Almost one-in-four boys are being labelled as suffering special needs at school, official figures show.
Young boys are almost twice as likely to be diagnosed with learning impairments, behaviour problems or communication difficulties as girls, it emerged.
The disclosure – in data published by the Department for Education – will reignite concerns that schools are wrongly branding pupils with special needs as a cover for indiscipline or poor exam results.
It follows the release of data showing that boys are much less likely to pass primary school tests in the three-Rs or go on to gain good GCSE grades.
According to today’s figures, some 23.8 per cent of boys – 510,985 – were diagnosed with some form of special needs in the current academic year. This was slightly down on the 24.8 per cent labelled 12 months earlier.
But it was considerably up on instances of special needs found among girls. Figures show that just 13 per cent – 268,675 – had particular problems affecting their ability to play a full part in school life.
Most common problems included behaviour, emotional or social difficulties, moderate learning problems and speech or communication impairments.
The latest figures come amid fears that special needs are being exaggerated to explain away poor exam results or bad behaviour.
Earlier this year, Jean Gross, a former Government adviser on speech, language and communication needs, insisted that problems were often “used as an explanation for failure” at school, particularly among boys.
She said: “One third of nine and 10-year-old boys have special educational needs. It’s at that age that schools start to think they are not going to get a [pass] on their SATs, so they get labelled as having special needs.
“This is not done out of malice – schools are just trying to explain themselves. It is a real incentive to do this when schools don’t hit their floor target.”
Figures also showed that many children were being diagnosed with special needs at a young age.
It emerged that 173,525 children aged just five or under had a particular problem requiring particular attention from teachers.
This was up from 172,270 a year earlier, although this also reflected an increase in the birth rate and a growing primary school population.
The figures follow the publication of Government plans to crackdown on misdiagnosis of special needs.
For the first time, rigorous screening measures will be introduced to prevent pupils from being classed as having special needs when they have merely fallen behind or caused disruption in class.

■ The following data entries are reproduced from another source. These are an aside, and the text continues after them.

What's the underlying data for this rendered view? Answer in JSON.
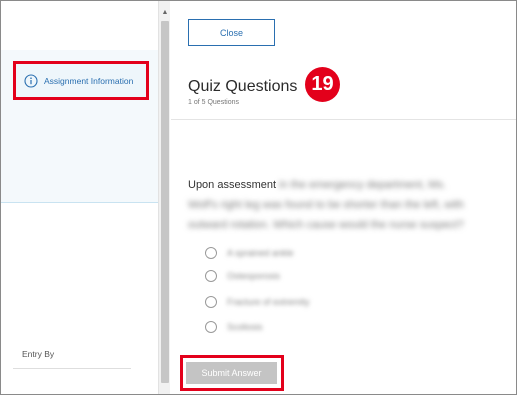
{
  "sidebar": {
    "assignment_info_label": "Assignment Information",
    "entry_by_label": "Entry By"
  },
  "main": {
    "close_label": "Close",
    "title": "Quiz Questions",
    "step_number": "19",
    "question_count": "1 of 5 Questions",
    "question_visible": "Upon assessment",
    "question_obscured": "in the emergency department, Ms. Wolf's right leg was found to be shorter than the left, with outward rotation. Which cause would the nurse suspect?",
    "options": [
      "A sprained ankle",
      "Osteoporosis",
      "Fracture of extremity",
      "Scoliosis"
    ],
    "submit_label": "Submit Answer"
  },
  "colors": {
    "accent_blue": "#2a6fb0",
    "highlight_red": "#e3001b",
    "disabled_button": "#c4c4c4"
  },
  "icons": [
    "info-icon",
    "scroll-up-arrow-icon"
  ]
}
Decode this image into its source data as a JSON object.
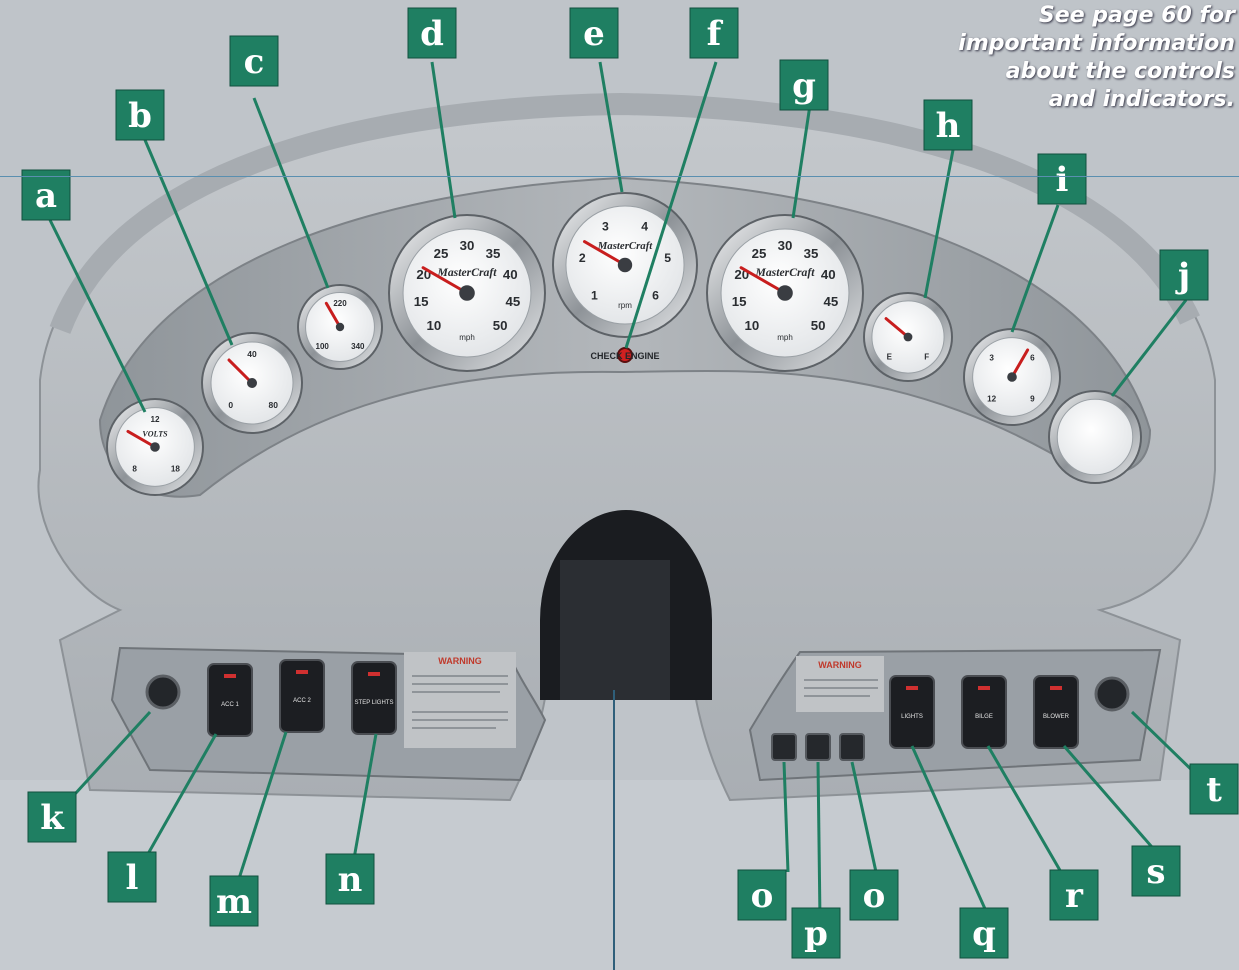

The bureaucratic process used to identify children with the most severe special needs will also be scrapped and replaced with a single assessment covering education, health and care.